If the paint tin says clean the brushes with water its a water based paint, if it says clean brushes with White Spirit, its an oil based paint. An oil based paint is probably the worst paint you can use on new plaster, because quite simply oil and water do not mix. The residual moisture that is evaporating as the plaster is drying; is water.

Therefore you place an almost impermeable barrier to the moisture. The oil based paint will blister badly as the moisture evaporates. An oil based paint can be used when the plaster is completely dry, but it is never a good idea; especially in older properties with a solid wall, to use a paint that does not allow the wall to breath, and will have a greater tendency to blister or encourage condensation and black mould.

Wallpapering:

If you have only had a skim coat you can wallpaper within 2 weeks, a month to two if the plaster was taken back to the brickwork and 6 months to a year if you have had damp proofing works done.

 Hairline cracks in plaster; A property in Heath Road, Twickenham.

Repairing cracks in walls before decoration:

Hairline Cracks:

Although minor hairline cracks and indentations can be repaired with a light sanding and some filler. If you have lots of surface or hairline cracks cracks, its best to apply a glass fibre scrim tape and reskim the wall. The scrim tape both strengthens and minimizes the possibility of the cracks reappearing.

Deeper cracks:

If the cracks are deeper than hairline cracks, then the plaster will have to be removed to the brickwork, around the crack, if the cracks are due to movement, then the cause of the movement must be addressed. An undercoat plaster, then scrim tape, before a final skim will be necessary. Although a lot of plasterers advocate dabbing with bonding plaster and plaster board, this should be avoided if you have a pre 1920 property with a solid wall.

Covering the following London SW, KT and Twickenham TW Postcode Areas:


London Borough of Richmond upon Thames: The Twickenham TW Postcode Region:

Twickenham   TW1: Twickenham, St. Margarets & Strawberry Hill.

Twickenham   TW2: Twickenham, Whitton, Strawberry Hill & Fulwell.

Twickenham   TW9: Richmond, Kew & Sheen.

Twickenham TW10: Richmond Hill, Sheen & Richmond Park.

Twickenham TW11: Teddington, Fulwell & Bushy Park.

Twickenham TW12: Hampton, Hampton Hill & Fulwell.


London Borough of Richmond upon Thames: The London KT Postcode Region:

London KT1: Hampton Wick.


London Borough of Richmond upon Thames: The London SW Postcode Region:

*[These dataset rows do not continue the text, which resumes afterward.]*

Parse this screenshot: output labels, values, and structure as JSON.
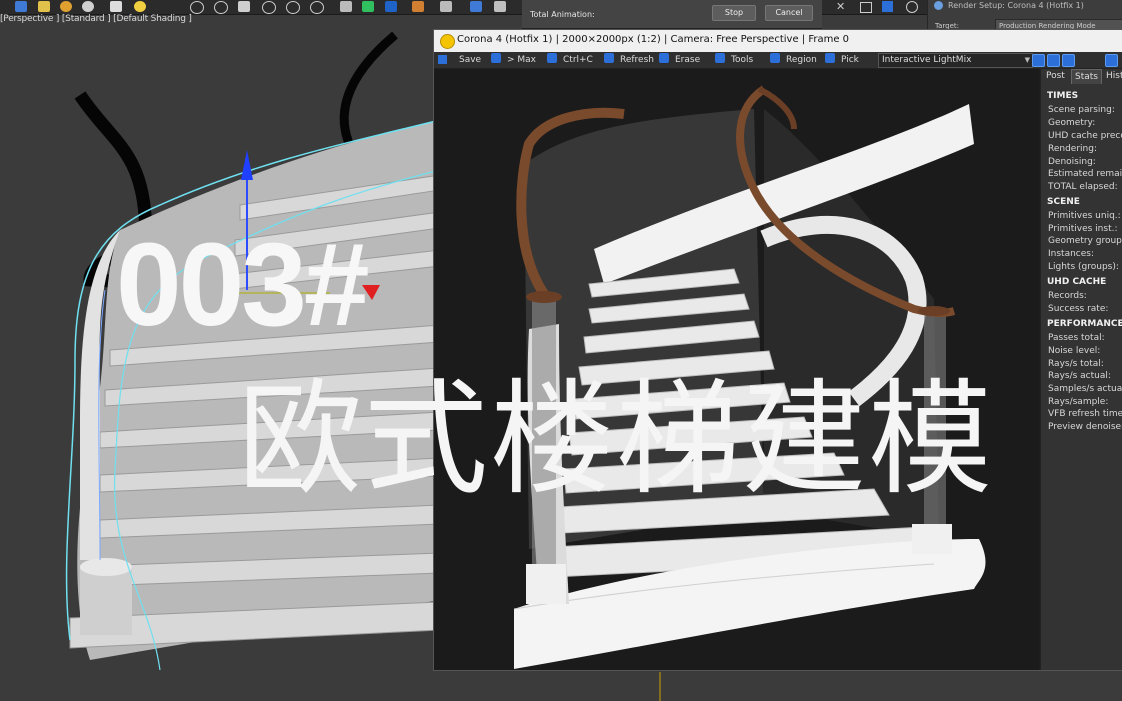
{
  "viewport": {
    "label": "[Perspective ] [Standard ] [Default Shading ]"
  },
  "animation_dialog": {
    "label": "Total Animation:",
    "stop_button": "Stop",
    "cancel_button": "Cancel"
  },
  "render_setup": {
    "title": "Render Setup: Corona 4 (Hotfix 1)",
    "target_label": "Target:",
    "target_value": "Production Rendering Mode"
  },
  "vfb": {
    "title": "Corona 4 (Hotfix 1) | 2000×2000px (1:2) | Camera: Free Perspective | Frame 0",
    "toolbar": {
      "save": "Save",
      "max": "> Max",
      "ctrlc": "Ctrl+C",
      "refresh": "Refresh",
      "erase": "Erase",
      "tools": "Tools",
      "region": "Region",
      "pick": "Pick"
    },
    "lightmix_dropdown": "Interactive LightMix"
  },
  "stats_panel": {
    "tabs": [
      "Post",
      "Stats",
      "Hist"
    ],
    "active_tab": "Stats",
    "times": {
      "heading": "TIMES",
      "rows": [
        "Scene parsing:",
        "Geometry:",
        "UHD cache preco",
        "Rendering:",
        "Denoising:",
        "Estimated remain",
        "TOTAL elapsed:"
      ]
    },
    "scene": {
      "heading": "SCENE",
      "rows": [
        "Primitives uniq.:",
        "Primitives inst.:",
        "Geometry groups",
        "Instances:",
        "Lights (groups):"
      ]
    },
    "uhd": {
      "heading": "UHD CACHE",
      "rows": [
        "Records:",
        "Success rate:"
      ]
    },
    "performance": {
      "heading": "PERFORMANCE",
      "rows": [
        "Passes total:",
        "Noise level:",
        "Rays/s total:",
        "Rays/s actual:",
        "Samples/s actual:",
        "Rays/sample:",
        "VFB refresh time:",
        "Preview denoiser"
      ]
    }
  },
  "overlay": {
    "number": "003#",
    "title": "欧式楼梯建模"
  },
  "colors": {
    "accent_blue": "#2d6fd8",
    "viewport_bg": "#3a3a3a",
    "render_bg": "#1c1c1c",
    "handrail": "#7a4a2c",
    "selection_cyan": "#6fe0f0"
  }
}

London SW13: Barnes & Richmond.

London SW14: Mortlake & East Sheen.


London Borough of Hounslow: The Twickenham TW Postcode Region:

Twickenham   TW3: Whitton.

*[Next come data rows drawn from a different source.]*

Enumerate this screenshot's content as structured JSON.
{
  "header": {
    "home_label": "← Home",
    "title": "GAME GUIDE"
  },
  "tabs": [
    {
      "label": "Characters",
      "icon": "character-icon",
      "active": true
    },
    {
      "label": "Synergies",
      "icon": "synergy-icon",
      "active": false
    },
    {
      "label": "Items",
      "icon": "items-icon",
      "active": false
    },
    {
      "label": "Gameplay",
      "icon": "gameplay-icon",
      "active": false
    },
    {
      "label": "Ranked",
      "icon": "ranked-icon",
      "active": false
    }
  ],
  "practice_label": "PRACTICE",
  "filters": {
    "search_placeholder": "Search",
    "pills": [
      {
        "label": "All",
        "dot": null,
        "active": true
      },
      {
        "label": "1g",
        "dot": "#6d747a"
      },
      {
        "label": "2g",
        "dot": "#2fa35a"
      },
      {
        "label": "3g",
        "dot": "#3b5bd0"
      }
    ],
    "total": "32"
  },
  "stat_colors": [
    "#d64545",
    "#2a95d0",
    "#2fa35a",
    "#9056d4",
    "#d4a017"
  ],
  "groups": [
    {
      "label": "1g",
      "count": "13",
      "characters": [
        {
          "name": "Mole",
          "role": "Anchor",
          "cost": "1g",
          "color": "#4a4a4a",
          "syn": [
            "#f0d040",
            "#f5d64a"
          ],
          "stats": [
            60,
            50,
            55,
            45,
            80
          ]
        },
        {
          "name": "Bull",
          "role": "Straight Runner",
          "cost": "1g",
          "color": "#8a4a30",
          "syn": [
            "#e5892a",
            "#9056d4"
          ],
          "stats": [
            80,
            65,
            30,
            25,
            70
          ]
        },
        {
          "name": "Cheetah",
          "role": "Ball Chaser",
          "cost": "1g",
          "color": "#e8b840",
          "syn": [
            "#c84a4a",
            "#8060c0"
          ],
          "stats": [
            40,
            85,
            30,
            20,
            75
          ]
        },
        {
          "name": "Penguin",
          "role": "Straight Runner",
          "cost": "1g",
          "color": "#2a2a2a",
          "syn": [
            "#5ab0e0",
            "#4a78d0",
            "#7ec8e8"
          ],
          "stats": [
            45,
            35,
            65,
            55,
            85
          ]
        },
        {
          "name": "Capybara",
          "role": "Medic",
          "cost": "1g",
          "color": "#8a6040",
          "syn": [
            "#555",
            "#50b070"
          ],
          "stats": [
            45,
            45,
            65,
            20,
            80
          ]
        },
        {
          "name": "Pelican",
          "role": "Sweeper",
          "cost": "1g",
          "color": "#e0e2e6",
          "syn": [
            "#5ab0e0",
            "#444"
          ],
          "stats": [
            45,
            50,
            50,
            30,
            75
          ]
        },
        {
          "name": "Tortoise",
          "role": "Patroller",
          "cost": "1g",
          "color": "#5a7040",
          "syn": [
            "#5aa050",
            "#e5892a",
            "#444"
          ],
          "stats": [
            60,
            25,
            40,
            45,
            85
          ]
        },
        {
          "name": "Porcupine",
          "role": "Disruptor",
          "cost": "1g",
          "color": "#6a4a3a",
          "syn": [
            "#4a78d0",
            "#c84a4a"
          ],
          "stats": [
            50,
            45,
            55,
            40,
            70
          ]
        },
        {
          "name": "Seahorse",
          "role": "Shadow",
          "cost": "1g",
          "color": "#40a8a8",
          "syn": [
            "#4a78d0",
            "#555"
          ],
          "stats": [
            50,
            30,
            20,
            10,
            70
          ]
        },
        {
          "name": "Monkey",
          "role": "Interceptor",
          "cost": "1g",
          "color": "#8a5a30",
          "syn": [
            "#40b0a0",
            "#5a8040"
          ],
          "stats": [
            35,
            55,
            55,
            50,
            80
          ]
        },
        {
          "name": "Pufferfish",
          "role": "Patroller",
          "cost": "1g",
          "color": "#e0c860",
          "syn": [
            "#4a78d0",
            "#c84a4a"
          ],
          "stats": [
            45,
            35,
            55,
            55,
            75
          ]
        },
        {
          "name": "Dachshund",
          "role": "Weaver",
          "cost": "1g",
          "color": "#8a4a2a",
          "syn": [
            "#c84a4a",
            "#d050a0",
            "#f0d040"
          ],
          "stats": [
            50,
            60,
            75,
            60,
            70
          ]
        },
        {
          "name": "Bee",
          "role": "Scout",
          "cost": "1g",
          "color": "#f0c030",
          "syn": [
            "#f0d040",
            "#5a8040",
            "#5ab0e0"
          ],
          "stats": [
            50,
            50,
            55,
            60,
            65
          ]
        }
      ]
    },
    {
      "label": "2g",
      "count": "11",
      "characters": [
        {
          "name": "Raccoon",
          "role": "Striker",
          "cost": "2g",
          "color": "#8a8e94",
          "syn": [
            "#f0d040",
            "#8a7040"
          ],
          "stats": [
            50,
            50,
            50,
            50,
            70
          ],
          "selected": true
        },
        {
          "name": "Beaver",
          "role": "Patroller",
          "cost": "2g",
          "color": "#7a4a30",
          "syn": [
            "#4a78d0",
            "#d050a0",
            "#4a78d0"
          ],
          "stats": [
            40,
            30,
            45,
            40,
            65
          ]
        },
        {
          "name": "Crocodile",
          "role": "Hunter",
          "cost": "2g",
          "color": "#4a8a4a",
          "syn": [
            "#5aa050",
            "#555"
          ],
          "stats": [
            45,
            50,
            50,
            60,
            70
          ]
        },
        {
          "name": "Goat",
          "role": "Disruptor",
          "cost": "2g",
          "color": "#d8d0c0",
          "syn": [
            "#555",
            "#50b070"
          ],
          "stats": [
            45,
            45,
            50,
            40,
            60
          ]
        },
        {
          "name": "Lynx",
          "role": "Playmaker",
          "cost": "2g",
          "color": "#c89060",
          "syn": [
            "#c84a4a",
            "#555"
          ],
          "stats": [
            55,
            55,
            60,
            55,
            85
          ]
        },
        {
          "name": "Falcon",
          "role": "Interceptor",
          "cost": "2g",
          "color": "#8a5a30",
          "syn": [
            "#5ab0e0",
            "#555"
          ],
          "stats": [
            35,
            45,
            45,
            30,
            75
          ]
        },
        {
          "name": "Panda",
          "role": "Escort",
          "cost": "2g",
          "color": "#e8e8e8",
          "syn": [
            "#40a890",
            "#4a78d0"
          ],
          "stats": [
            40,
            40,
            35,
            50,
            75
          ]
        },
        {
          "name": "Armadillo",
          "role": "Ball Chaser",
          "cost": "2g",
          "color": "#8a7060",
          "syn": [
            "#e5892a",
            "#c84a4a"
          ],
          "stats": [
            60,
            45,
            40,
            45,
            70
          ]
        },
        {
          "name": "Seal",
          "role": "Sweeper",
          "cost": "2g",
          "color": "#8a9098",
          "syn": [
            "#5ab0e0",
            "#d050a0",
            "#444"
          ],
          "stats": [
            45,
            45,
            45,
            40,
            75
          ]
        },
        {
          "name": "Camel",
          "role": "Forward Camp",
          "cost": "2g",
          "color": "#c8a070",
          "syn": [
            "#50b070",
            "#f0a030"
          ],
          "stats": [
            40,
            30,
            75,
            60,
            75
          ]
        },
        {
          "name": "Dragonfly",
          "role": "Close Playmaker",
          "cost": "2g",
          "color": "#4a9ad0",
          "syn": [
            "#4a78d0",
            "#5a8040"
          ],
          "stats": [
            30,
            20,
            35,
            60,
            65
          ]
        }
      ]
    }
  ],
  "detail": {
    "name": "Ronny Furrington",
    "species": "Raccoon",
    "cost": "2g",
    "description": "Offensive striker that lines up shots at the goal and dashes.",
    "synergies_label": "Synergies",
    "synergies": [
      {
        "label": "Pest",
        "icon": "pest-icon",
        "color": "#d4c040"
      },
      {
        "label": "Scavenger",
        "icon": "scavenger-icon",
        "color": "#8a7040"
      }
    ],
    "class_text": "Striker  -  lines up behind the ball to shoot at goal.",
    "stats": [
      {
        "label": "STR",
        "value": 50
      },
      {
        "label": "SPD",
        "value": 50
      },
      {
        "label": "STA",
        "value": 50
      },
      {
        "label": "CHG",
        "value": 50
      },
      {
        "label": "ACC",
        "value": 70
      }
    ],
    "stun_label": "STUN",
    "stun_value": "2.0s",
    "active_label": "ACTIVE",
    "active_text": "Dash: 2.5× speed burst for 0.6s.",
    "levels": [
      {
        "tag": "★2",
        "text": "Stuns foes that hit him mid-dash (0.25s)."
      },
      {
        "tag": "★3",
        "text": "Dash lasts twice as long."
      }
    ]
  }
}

Twickenham   TW4: Whitton.

Twickenham   TW7: Isleworth.

Twickenham   TW8: Brentford, Kew Bridge & Syon Park.

Twickenham   TW13: Feltham & Hanworth.

Twickenham   TW14: Feltham & Bedfont.


Covering the Postcode Areas:

TW1, TW2, TW3, TW4, TW7, TW8, TW9, TW10, TW11, TW12, TW13, TW14, SW13, SW14, KT1.

Brush n Go:

8a Queens Road, Twickenham, Middlesex, TW1 4EX. Mobile: 07751 738 843. Landline: 020 8892 6637.